◆ **EXERCISE OBJECTIVE**:
Throughout the entries below, report every line where "glyph" is found.

◆ **DATA SECTION**:
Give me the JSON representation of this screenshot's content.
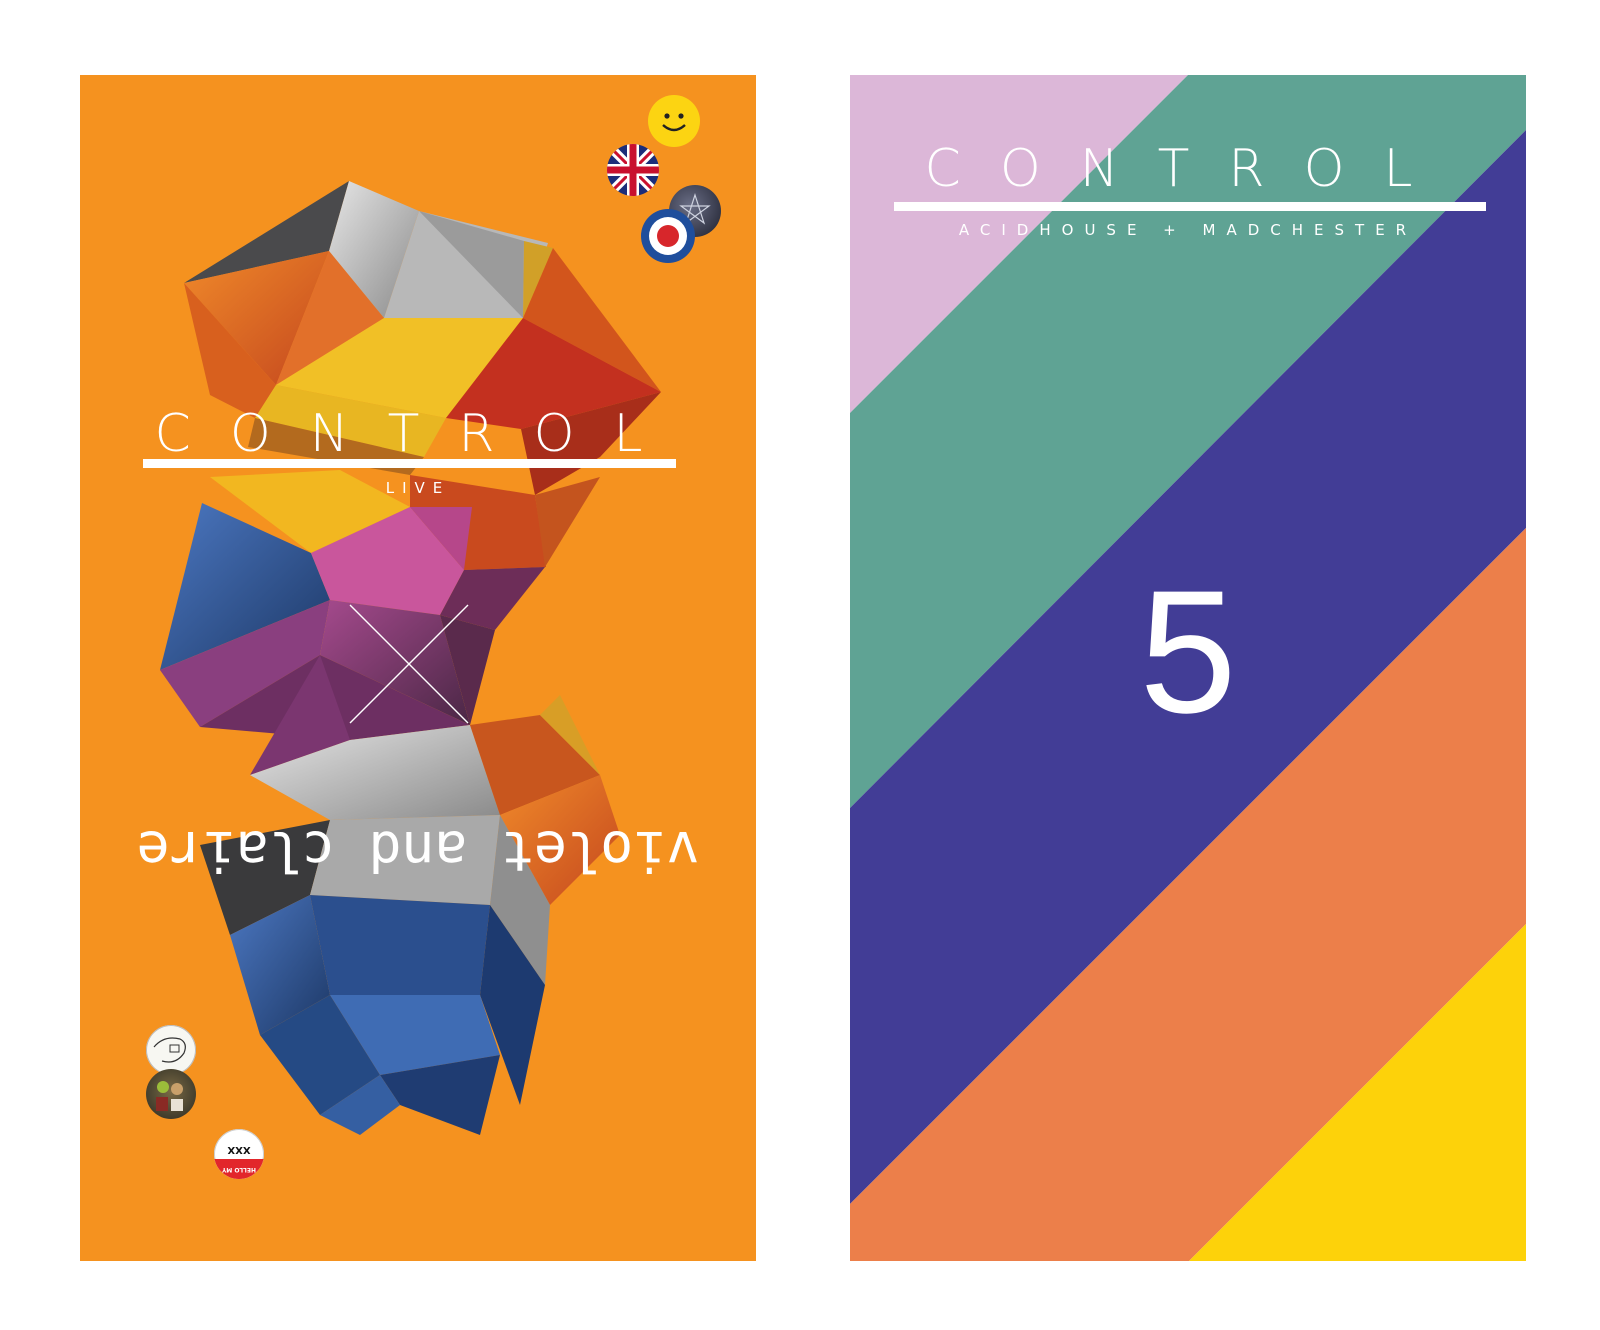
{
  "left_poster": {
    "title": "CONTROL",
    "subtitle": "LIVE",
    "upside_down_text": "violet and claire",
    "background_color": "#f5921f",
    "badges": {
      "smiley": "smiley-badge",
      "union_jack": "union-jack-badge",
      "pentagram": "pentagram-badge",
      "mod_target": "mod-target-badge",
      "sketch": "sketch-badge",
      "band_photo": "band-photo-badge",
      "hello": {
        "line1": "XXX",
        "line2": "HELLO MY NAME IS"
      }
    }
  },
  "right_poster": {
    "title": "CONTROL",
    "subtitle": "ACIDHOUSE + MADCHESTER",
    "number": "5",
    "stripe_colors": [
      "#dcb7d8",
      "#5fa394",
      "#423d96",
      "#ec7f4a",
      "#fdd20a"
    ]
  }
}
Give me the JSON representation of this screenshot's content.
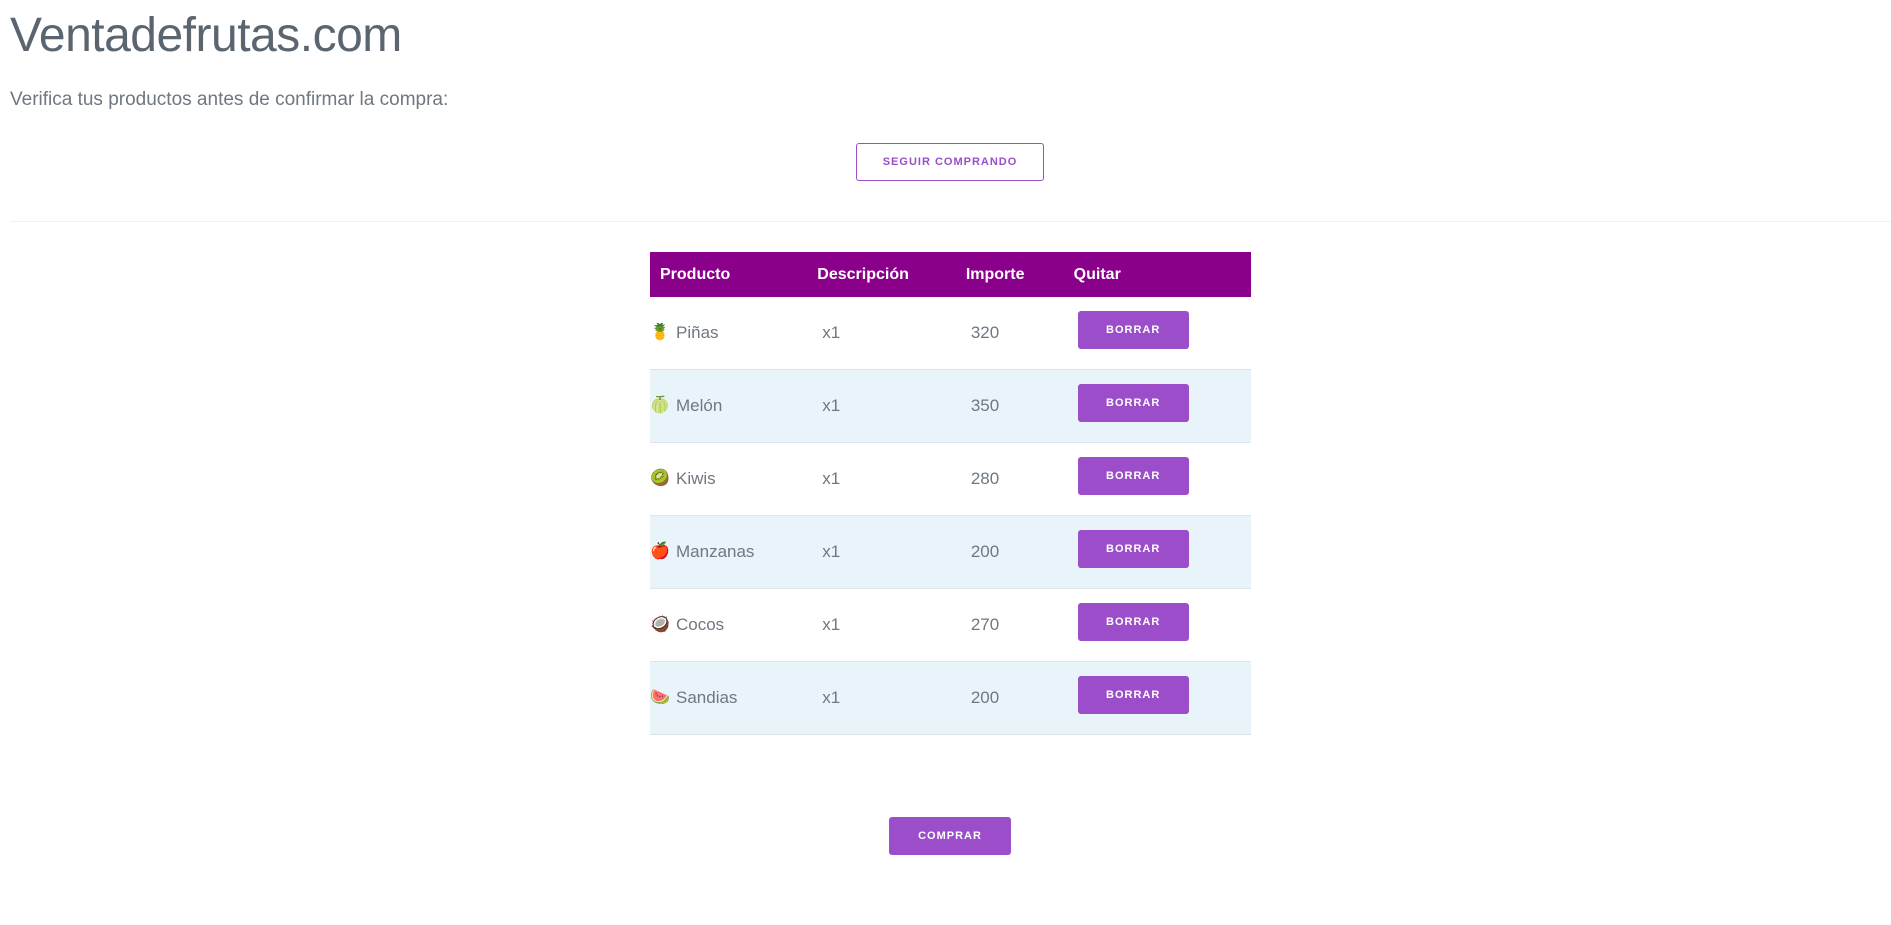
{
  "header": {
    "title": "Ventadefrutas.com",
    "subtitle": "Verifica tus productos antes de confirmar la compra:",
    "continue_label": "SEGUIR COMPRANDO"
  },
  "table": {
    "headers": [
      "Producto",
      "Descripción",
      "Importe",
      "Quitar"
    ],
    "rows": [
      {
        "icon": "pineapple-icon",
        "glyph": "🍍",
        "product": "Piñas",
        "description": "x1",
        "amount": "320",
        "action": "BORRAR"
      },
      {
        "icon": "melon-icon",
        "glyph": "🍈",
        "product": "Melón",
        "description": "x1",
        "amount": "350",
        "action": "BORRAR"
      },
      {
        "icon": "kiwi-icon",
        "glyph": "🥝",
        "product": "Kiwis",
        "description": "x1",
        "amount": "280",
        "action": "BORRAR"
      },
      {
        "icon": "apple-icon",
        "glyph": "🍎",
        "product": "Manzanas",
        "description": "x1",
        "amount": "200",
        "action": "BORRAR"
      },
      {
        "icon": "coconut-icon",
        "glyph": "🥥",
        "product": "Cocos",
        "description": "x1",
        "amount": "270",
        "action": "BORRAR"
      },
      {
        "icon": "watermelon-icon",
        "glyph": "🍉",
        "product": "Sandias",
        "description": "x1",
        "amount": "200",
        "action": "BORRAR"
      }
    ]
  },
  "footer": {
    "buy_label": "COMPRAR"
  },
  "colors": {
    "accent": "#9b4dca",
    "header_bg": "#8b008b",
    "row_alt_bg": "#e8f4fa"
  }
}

◆ **ANSWER SECTION**:
        "glyph": "🍍",
        "glyph": "🍈",
        "glyph": "🥝",
        "glyph": "🍎",
        "glyph": "🥥",
        "glyph": "🍉",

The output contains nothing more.